Furthermore, this study has cast doubt on the common assumption that drywood termites have a primitive lifestyle. Among the oldest lineages in the family, there are termite species that do not have a primitive lifestyle. In fact, they can form large colonies across multiple pieces of wood that are connected by tunnels underground.
The press release points out that termites can hitchhike on human ships today, but that’s a distraction, since humans have only been sailing on wooden ships across continents for a few centuries (“In 1492, Columbus sailed the ocean blue,” an old elementary mnemonic quips). If termites were intercontinental sailors at least 40 times in 50 million years, humans weren’t around to operate a ferry service most of that time. Do the evolutionists know anything about their tale?
“This study only goes to highlight how little we know about termites, the diversity of their lifestyles, and the scale of their social lives,” stated Prof. Tom Bourguignon, Principal Investigator of OIST’s Evolutionary Genomics Unit and senior author of the study. “As more information is gathered about their behavior and ecology, we’ll be able to use this family tree to find out more about the evolution of sociality in insects and how termites have been so successful.”
The paper says the same thing but only in fancier jargon.

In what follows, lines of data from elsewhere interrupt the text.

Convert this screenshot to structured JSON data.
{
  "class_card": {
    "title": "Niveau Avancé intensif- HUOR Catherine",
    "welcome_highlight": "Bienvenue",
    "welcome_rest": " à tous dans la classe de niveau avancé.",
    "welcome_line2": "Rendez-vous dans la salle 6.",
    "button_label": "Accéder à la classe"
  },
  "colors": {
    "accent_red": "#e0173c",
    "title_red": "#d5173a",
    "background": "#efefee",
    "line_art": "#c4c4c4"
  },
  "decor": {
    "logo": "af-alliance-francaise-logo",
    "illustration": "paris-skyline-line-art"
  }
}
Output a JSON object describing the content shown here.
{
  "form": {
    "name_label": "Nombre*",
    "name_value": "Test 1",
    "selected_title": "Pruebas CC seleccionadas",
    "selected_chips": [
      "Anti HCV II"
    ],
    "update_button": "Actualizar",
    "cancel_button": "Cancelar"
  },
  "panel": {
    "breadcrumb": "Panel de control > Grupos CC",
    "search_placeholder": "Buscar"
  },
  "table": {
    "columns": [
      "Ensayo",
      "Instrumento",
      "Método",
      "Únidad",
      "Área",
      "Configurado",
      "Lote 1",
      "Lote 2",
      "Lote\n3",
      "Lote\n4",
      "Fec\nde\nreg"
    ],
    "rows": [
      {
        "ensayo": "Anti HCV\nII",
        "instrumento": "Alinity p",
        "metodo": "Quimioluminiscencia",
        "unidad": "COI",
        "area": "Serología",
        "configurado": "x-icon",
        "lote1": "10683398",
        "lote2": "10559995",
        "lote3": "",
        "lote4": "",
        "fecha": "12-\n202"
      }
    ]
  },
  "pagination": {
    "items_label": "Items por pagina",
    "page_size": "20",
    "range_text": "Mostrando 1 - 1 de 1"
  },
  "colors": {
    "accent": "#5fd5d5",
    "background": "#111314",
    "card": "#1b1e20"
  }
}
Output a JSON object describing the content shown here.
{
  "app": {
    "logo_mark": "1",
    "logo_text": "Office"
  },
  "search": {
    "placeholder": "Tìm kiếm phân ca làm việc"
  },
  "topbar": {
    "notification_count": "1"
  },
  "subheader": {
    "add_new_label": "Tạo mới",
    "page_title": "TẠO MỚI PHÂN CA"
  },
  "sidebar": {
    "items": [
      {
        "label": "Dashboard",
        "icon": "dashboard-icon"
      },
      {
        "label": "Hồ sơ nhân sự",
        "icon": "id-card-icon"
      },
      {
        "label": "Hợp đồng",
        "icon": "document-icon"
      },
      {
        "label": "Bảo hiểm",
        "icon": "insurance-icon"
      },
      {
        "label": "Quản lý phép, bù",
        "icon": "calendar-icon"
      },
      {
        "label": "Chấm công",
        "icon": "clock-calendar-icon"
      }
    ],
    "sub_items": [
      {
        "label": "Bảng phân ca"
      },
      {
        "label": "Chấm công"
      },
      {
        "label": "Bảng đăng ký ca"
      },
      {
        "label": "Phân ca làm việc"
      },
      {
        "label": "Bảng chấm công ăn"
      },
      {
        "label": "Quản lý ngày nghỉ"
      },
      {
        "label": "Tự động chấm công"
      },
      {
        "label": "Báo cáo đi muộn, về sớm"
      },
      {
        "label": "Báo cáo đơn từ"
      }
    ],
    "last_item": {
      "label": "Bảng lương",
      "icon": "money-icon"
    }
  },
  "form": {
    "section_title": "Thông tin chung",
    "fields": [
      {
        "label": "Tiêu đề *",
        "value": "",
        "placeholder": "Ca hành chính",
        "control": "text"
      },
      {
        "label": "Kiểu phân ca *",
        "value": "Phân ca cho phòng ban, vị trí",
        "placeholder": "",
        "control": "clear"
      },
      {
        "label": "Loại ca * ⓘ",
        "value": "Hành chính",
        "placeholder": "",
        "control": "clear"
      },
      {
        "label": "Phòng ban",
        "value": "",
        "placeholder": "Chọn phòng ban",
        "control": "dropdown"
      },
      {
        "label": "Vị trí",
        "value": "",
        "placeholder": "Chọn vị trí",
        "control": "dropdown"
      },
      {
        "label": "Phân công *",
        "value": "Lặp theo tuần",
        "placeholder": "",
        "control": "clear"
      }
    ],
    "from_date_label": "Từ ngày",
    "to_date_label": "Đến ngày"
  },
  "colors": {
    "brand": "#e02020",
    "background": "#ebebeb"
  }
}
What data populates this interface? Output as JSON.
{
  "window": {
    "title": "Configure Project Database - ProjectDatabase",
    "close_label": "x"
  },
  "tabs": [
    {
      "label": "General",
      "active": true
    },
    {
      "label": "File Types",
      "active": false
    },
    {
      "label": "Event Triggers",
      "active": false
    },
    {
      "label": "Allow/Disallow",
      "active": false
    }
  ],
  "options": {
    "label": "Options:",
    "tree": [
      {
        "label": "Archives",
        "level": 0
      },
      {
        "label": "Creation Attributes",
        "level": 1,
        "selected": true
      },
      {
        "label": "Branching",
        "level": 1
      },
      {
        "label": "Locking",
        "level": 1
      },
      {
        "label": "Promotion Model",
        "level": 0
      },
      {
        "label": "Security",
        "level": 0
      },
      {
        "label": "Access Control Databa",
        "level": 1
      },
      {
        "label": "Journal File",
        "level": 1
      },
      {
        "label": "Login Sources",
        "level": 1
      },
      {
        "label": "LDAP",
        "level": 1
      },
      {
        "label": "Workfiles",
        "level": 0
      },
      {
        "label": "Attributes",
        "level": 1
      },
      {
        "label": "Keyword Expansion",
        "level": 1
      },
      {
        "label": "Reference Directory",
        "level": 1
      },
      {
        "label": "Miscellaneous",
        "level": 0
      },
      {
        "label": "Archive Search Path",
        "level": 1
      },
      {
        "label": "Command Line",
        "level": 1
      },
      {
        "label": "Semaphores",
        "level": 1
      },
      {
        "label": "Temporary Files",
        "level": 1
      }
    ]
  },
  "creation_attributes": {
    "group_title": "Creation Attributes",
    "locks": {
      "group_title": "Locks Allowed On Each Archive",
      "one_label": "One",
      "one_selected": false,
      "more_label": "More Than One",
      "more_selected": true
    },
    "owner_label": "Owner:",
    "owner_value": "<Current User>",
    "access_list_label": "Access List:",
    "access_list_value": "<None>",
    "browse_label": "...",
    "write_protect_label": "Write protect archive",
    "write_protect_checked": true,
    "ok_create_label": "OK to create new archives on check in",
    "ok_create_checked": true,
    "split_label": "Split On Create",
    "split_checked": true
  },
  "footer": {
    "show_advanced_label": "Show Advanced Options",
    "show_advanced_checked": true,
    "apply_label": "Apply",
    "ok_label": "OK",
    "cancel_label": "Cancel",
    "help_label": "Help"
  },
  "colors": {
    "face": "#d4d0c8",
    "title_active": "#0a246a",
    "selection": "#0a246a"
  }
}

Aleš Buček et al, Molecular Phylogeny Reveals the Past Transoceanic Voyages of Drywood Termites (Isoptera, Kalotermitidae). Molecular Biology and Evolution (open access, 3 May 2022), Vol. 39, No. 5, https://doi.org/10.1093/molbev/msac093.
Therefore, both vicariance and dispersal processes may have contributed to the geographical distribution and evolution of extant Kalotermitidae…. The Kalotermitidae are also able to produce secondary reproductives, increasing the chance of small colony fragments rafting across oceans in wood pieces to reproduce upon arrival to their new destination. These traits also predispose some species of Kalotermitidae to become invasive, spreading with the help of anthropogenic global material transport.
I.e., on ships. Jargon is often used to impress, not to inform.
But long before, in 14.92 million years ago, Christopher Termitus sailed the ocean blue, shouting “Land ho!” as his crew approached Portugal. This calls for a cartoon series to match the other sailing episodes, like How the Monkeys Rafted to the New World: